Contact person: Marc Baldus
(Bloembergen NMR building)
ß-barrel membrane proteins perform essential roles in the outer membrane of gram-negative bacteria, where they serve e.g. as pores, transporters and enzymes. These proteins are synthesized in the cytosol and have to be transported to the outer membrane in unfolded form. Only once they reach their destination, they are folded and inserted into the outer membrane. The exact mechanism of this process is not clear, but we do know that it depends on the β-barrel assembly machinery (BAM). This machinery consists of BamA, which is an integral β-barrel itself, assisted by the lipoproteins BamB, C, D and E. BamA and BamD are highly conserved among gram-negative bacteria and thought to be the essential components for outer membrane protein folding.
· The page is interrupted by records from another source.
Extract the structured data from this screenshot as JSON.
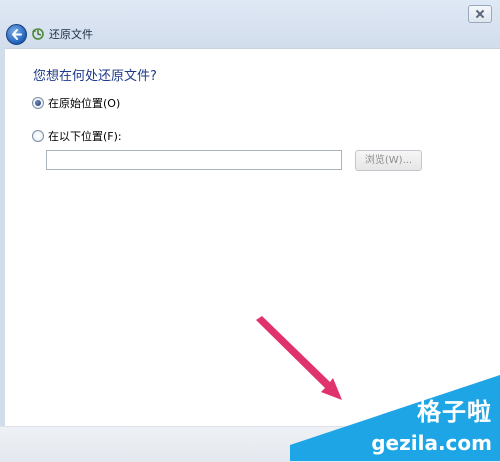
{
  "window": {
    "title": "还原文件"
  },
  "main": {
    "heading": "您想在何处还原文件?",
    "options": [
      {
        "label": "在原始位置(O)",
        "selected": true
      },
      {
        "label": "在以下位置(F):",
        "selected": false
      }
    ],
    "path_input": {
      "value": "",
      "placeholder": ""
    },
    "browse_label": "浏览(W)..."
  },
  "icons": {
    "back": "back-arrow-icon",
    "title": "restore-files-icon",
    "close": "close-icon"
  },
  "watermark": {
    "name": "格子啦",
    "url": "gezila.com"
  },
  "colors": {
    "heading": "#1e3a8a",
    "arrow": "#e0336e",
    "watermark": "#1ea5e6"
  }
}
To understand how the BAM machinery functions, we will focus on the interaction between the highly conserved components BamA and BamD in atomic detail, to unravel why BamD is the only essential lipoprotein and how it affects the structure and/or dynamics of BamA. Initially solution NMR spectroscopy will be used to pinpoint the interaction surface using soluble protein constructs. In the next stage, BamA and BamD will be co-reconstituted in lipid bilayers, to study their interplay in a native- like membrane environment by solid-state NMR. Finally, folding of a substrate outer membrane protein will be investigated in this setup to shed light on the molecular mechanism of the BAM complex.
- Protein expression and purification
- Circular Dichroism Spectroscopy
- Protein Folding Assays
- Solution NMR Spectroscopy
- Solid-State NMR Spectroscopy